▸ DATA PROVIDED:
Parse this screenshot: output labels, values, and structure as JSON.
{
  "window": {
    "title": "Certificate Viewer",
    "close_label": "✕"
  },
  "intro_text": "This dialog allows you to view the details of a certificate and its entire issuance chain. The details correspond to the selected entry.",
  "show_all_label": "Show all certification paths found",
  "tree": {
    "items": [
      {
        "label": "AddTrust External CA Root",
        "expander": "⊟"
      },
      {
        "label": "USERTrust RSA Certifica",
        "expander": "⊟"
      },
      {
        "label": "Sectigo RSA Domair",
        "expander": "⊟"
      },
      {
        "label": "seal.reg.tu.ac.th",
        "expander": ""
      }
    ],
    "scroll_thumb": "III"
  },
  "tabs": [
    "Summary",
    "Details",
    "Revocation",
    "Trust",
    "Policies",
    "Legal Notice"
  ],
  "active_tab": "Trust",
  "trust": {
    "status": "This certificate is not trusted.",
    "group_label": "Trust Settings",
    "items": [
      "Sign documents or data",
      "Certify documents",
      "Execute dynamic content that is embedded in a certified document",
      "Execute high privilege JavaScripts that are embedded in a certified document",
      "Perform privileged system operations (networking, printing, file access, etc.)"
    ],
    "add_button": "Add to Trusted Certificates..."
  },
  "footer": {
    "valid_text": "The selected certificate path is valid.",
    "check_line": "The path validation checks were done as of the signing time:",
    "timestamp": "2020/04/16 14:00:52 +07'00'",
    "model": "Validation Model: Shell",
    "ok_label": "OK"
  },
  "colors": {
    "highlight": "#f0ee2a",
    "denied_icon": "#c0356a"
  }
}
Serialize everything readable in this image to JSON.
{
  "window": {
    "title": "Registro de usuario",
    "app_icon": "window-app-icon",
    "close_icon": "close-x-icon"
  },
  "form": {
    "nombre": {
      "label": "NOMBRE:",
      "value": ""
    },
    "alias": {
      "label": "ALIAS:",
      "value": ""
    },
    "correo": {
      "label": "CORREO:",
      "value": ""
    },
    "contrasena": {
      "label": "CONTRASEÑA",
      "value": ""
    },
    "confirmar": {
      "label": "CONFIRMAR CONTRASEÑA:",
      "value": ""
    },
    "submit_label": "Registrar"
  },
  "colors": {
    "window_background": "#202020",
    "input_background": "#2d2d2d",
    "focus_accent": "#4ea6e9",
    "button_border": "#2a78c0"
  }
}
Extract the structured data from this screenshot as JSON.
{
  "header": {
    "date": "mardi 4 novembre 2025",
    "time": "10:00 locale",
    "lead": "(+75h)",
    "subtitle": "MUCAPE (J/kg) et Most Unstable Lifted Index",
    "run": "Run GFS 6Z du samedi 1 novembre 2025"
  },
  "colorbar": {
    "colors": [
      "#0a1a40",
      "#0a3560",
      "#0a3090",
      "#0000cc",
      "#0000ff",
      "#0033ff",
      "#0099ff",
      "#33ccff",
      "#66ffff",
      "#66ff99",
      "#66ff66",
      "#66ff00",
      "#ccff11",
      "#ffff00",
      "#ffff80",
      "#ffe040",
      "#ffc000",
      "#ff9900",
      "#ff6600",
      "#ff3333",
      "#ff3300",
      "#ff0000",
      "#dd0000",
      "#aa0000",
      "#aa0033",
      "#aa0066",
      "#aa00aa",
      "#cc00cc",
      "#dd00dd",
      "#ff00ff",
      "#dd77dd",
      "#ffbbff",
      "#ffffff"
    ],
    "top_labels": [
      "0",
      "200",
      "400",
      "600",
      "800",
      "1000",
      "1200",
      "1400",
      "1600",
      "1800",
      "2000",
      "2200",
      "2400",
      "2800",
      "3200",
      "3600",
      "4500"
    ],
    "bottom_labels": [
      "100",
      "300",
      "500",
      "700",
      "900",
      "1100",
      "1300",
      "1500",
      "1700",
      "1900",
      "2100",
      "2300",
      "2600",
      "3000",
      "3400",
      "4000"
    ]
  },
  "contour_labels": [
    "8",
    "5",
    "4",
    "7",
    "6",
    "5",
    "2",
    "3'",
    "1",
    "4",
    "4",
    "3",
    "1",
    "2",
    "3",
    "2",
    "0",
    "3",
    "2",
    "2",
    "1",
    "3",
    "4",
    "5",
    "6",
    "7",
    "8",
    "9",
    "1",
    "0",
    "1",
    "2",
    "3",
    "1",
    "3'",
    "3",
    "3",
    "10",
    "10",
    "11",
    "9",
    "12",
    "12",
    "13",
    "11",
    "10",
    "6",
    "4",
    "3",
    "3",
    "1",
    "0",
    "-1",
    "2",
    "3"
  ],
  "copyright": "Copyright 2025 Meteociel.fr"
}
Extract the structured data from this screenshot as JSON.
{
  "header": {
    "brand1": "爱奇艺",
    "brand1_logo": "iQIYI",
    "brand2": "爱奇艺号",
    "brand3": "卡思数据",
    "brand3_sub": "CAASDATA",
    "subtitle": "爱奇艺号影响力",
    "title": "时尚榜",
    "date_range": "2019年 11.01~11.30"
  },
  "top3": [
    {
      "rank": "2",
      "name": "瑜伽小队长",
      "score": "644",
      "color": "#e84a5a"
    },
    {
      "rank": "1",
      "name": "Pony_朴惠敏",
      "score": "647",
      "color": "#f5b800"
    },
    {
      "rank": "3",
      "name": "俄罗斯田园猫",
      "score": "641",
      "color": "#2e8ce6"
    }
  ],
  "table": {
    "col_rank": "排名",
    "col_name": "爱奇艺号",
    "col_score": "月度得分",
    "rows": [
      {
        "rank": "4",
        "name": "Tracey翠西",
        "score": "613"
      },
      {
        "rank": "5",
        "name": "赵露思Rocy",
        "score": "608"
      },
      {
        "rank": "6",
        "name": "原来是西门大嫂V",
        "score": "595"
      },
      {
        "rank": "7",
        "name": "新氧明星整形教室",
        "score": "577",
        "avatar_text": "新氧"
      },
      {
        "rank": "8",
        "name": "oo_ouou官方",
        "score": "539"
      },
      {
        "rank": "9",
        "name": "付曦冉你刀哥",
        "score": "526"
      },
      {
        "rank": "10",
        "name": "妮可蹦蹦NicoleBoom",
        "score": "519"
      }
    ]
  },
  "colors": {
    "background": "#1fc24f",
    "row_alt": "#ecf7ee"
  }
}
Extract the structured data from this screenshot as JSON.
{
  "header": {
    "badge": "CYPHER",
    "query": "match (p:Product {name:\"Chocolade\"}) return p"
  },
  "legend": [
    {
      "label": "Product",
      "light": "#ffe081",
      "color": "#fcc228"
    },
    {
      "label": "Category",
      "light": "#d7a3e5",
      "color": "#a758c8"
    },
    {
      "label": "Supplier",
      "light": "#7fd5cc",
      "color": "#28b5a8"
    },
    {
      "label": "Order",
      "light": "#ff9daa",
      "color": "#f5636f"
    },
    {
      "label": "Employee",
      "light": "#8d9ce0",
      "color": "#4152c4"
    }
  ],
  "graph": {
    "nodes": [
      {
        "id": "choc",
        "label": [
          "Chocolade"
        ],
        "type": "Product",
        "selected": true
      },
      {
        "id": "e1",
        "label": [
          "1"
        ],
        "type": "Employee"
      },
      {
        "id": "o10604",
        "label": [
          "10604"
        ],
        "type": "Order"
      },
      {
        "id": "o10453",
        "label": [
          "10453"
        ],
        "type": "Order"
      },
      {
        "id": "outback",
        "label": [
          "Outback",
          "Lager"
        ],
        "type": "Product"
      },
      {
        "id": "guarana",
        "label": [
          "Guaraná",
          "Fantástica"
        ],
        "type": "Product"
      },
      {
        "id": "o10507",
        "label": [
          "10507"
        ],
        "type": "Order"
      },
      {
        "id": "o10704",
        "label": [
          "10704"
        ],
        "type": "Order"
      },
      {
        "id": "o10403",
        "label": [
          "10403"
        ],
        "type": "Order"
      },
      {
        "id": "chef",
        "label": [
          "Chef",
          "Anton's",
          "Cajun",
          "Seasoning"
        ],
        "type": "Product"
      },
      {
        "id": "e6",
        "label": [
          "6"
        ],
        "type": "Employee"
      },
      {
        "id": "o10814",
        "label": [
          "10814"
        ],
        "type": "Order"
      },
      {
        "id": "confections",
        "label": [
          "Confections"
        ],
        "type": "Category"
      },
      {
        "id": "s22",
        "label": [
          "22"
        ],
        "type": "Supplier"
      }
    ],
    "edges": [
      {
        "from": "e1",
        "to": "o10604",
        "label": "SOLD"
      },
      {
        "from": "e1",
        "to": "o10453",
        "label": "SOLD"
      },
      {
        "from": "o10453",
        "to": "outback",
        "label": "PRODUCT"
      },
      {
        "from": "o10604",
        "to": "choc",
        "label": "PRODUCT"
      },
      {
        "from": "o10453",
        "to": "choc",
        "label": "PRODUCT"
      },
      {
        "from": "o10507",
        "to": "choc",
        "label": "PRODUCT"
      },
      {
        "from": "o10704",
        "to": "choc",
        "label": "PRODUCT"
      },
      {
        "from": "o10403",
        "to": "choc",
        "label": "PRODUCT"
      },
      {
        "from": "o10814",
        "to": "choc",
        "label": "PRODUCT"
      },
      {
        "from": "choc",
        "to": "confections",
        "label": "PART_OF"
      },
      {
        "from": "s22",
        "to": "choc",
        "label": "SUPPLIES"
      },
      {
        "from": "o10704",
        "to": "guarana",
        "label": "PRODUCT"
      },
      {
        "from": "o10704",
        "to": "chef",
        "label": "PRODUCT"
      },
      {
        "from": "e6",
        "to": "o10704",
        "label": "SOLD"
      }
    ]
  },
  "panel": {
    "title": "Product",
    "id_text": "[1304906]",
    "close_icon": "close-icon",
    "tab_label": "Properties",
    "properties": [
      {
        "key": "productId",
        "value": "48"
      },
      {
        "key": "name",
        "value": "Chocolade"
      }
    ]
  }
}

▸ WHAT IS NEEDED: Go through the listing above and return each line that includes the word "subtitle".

▸ TASK RESULT:
    "subtitle": "MUCAPE (J/kg) et Most Unstable Lifted Index",
    "subtitle": "爱奇艺号影响力",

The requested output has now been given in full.